- Change in lung function [ Time Frame: Baseline (0.2 hours before exposure) and 0.5, 3, and 22.5 hours after exposure ]Spirometry
- Lung inflammation [ Time Frame: 22 hours after exposure ]A sputum sample will be obtained and stored for measurement of inflammatory mediators
Biospecimen Retention: Samples With DNA
Please refer to this study by its ClinicalTrials.gov identifier (NCT number): NCT01487005
|Contact: Maria G Costantini, PhDfirstname.lastname@example.org|
|United States, California|
|University of California at San Francisco||Recruiting|
|San Francisco, California, United States, 94143|
|Contact: Hofer Wong 415-206-8951 email@example.com|
|Principal Investigator: John Balmes, MD|
|United States, Massachusetts|
|New England Research Institutes, Inc.||Active, not recruiting|
|Watertown, Massachusetts, United States, 02472|
|United States, New York|
|University of Rochester||Recruiting|
|Rochester, New York, United States, 14642|
|Contact: Erika Little 585-275-4163 firstname.lastname@example.org|
|Principal Investigator: Mark Frampton, MD|
|United States, North Carolina|
|University of North Carolina at Chapel Hill||Recruiting|

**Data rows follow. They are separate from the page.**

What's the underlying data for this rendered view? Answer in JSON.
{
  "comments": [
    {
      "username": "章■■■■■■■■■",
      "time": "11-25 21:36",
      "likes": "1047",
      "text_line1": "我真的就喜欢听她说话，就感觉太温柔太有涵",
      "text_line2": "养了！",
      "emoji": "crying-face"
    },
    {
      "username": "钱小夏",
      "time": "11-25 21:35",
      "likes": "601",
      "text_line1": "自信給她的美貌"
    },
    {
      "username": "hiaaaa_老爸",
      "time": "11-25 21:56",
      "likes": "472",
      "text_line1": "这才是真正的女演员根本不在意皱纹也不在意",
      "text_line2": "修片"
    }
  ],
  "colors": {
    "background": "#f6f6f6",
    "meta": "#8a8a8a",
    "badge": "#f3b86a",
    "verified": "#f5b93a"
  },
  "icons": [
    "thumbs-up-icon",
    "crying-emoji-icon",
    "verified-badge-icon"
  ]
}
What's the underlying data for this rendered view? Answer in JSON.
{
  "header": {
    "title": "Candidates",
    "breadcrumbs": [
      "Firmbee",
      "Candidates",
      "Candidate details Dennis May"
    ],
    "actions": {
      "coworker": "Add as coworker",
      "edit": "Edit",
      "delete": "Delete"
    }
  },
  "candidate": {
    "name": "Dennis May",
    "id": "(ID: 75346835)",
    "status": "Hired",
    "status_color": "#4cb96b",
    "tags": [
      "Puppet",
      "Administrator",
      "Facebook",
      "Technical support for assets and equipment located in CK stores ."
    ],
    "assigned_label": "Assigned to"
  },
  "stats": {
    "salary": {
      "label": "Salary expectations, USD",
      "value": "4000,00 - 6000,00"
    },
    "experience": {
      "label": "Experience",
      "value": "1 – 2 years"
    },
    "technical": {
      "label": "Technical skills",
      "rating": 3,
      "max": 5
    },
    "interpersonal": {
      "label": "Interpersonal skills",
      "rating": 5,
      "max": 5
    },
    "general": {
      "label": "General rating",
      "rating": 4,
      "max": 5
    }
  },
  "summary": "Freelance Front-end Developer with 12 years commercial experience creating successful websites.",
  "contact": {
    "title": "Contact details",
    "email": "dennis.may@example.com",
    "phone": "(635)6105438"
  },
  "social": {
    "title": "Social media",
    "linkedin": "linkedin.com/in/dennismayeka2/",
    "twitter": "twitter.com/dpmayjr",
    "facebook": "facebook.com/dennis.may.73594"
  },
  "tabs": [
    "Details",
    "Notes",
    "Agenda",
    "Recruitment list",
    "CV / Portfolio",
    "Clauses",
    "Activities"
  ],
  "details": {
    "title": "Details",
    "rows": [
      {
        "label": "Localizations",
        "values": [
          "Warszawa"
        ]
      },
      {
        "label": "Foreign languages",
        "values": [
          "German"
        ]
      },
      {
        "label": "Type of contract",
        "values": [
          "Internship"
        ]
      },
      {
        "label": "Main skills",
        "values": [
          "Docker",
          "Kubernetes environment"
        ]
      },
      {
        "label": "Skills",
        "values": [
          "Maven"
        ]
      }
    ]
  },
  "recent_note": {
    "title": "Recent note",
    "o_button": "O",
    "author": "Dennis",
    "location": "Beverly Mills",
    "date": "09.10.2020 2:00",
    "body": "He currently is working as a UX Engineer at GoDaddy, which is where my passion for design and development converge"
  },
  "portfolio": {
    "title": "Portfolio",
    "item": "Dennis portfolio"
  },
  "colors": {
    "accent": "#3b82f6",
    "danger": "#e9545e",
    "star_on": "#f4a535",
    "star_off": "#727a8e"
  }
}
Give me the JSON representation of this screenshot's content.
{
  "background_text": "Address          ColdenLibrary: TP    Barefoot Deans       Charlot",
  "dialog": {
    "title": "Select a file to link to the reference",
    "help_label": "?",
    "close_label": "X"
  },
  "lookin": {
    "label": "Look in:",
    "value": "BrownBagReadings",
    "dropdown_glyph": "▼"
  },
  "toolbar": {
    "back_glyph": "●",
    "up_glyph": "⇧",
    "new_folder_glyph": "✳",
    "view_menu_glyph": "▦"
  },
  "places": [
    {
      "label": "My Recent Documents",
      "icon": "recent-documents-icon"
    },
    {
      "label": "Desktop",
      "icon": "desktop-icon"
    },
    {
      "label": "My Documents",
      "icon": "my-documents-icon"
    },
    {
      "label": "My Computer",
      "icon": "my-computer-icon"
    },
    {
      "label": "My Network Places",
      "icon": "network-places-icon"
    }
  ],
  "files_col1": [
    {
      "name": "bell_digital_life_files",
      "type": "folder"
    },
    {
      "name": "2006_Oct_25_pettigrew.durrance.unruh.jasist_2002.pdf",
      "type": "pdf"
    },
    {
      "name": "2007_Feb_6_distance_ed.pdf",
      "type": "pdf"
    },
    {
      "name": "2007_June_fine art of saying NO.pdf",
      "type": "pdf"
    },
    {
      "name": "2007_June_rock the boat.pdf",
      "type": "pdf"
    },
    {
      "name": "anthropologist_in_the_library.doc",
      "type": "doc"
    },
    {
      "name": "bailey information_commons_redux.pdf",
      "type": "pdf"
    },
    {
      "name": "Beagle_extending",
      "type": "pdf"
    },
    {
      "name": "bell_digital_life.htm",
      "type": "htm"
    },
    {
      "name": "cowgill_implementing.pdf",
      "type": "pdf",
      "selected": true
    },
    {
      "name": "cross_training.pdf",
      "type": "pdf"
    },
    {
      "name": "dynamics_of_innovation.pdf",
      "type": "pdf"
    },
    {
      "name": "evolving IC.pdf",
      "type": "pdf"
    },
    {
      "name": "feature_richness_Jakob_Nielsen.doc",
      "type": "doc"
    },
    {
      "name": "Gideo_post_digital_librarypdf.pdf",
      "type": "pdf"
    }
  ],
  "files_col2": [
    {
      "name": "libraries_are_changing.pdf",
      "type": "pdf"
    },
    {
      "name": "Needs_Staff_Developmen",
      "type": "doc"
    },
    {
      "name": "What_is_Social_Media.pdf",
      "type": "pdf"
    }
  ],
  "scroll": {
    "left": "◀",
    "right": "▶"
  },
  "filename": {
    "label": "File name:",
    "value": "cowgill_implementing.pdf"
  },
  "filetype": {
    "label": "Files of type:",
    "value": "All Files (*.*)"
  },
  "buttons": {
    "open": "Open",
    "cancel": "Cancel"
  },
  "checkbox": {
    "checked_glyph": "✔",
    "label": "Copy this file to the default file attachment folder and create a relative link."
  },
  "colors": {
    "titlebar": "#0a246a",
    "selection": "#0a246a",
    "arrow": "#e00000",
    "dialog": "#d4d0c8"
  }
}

|Chapel Hill, North Carolina, United States, 27599|
|Contact: Martha Almond 919-966-0759 email@example.com|
|Principal Investigator: Philip Bromberg, MD|
|Principal Investigator:||Anne Stoddard, PhD||New England Research Institutes|